*WHAT TO WORK ON*.
For this exercise, repeat the records below exactly as written.

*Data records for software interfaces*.
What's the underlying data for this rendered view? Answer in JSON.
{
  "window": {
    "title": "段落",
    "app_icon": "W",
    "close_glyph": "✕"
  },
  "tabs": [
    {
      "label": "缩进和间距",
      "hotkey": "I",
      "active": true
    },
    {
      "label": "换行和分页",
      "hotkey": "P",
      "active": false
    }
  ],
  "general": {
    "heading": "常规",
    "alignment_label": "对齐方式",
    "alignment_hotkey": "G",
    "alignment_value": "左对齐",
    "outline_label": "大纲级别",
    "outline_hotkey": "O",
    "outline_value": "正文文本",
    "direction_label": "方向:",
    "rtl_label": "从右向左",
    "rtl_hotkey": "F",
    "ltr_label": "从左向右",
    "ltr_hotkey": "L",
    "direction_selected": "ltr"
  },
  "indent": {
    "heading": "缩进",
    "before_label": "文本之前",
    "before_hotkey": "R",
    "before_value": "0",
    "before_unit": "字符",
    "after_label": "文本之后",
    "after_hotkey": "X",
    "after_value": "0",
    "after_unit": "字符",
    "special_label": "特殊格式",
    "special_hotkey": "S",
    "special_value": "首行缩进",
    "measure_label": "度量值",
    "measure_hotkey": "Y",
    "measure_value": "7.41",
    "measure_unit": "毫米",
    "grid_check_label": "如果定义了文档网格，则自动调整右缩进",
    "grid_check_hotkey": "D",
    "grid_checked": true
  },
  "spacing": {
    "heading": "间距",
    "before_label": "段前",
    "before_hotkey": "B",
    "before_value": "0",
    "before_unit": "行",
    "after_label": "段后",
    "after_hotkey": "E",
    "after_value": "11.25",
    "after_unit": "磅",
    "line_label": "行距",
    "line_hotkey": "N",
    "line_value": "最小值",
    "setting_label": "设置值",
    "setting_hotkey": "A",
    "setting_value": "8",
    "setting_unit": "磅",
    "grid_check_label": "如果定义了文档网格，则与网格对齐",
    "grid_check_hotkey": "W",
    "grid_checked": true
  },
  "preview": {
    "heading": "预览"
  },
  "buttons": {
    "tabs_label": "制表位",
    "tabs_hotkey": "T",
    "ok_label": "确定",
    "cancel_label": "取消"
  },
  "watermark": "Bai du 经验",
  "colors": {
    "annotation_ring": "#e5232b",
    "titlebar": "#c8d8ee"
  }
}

*RESULT FOR THIS TASK*.
What's the underlying data for this rendered view? Answer in JSON.
{
  "window": {
    "title": "段落",
    "app_icon": "W",
    "close_glyph": "✕"
  },
  "tabs": [
    {
      "label": "缩进和间距",
      "hotkey": "I",
      "active": true
    },
    {
      "label": "换行和分页",
      "hotkey": "P",
      "active": false
    }
  ],
  "general": {
    "heading": "常规",
    "alignment_label": "对齐方式",
    "alignment_hotkey": "G",
    "alignment_value": "左对齐",
    "outline_label": "大纲级别",
    "outline_hotkey": "O",
    "outline_value": "正文文本",
    "direction_label": "方向:",
    "rtl_label": "从右向左",
    "rtl_hotkey": "F",
    "ltr_label": "从左向右",
    "ltr_hotkey": "L",
    "direction_selected": "ltr"
  },
  "indent": {
    "heading": "缩进",
    "before_label": "文本之前",
    "before_hotkey": "R",
    "before_value": "0",
    "before_unit": "字符",
    "after_label": "文本之后",
    "after_hotkey": "X",
    "after_value": "0",
    "after_unit": "字符",
    "special_label": "特殊格式",
    "special_hotkey": "S",
    "special_value": "首行缩进",
    "measure_label": "度量值",
    "measure_hotkey": "Y",
    "measure_value": "7.41",
    "measure_unit": "毫米",
    "grid_check_label": "如果定义了文档网格，则自动调整右缩进",
    "grid_check_hotkey": "D",
    "grid_checked": true
  },
  "spacing": {
    "heading": "间距",
    "before_label": "段前",
    "before_hotkey": "B",
    "before_value": "0",
    "before_unit": "行",
    "after_label": "段后",
    "after_hotkey": "E",
    "after_value": "11.25",
    "after_unit": "磅",
    "line_label": "行距",
    "line_hotkey": "N",
    "line_value": "最小值",
    "setting_label": "设置值",
    "setting_hotkey": "A",
    "setting_value": "8",
    "setting_unit": "磅",
    "grid_check_label": "如果定义了文档网格，则与网格对齐",
    "grid_check_hotkey": "W",
    "grid_checked": true
  },
  "preview": {
    "heading": "预览"
  },
  "buttons": {
    "tabs_label": "制表位",
    "tabs_hotkey": "T",
    "ok_label": "确定",
    "cancel_label": "取消"
  },
  "watermark": "Bai du 经验",
  "colors": {
    "annotation_ring": "#e5232b",
    "titlebar": "#c8d8ee"
  }
}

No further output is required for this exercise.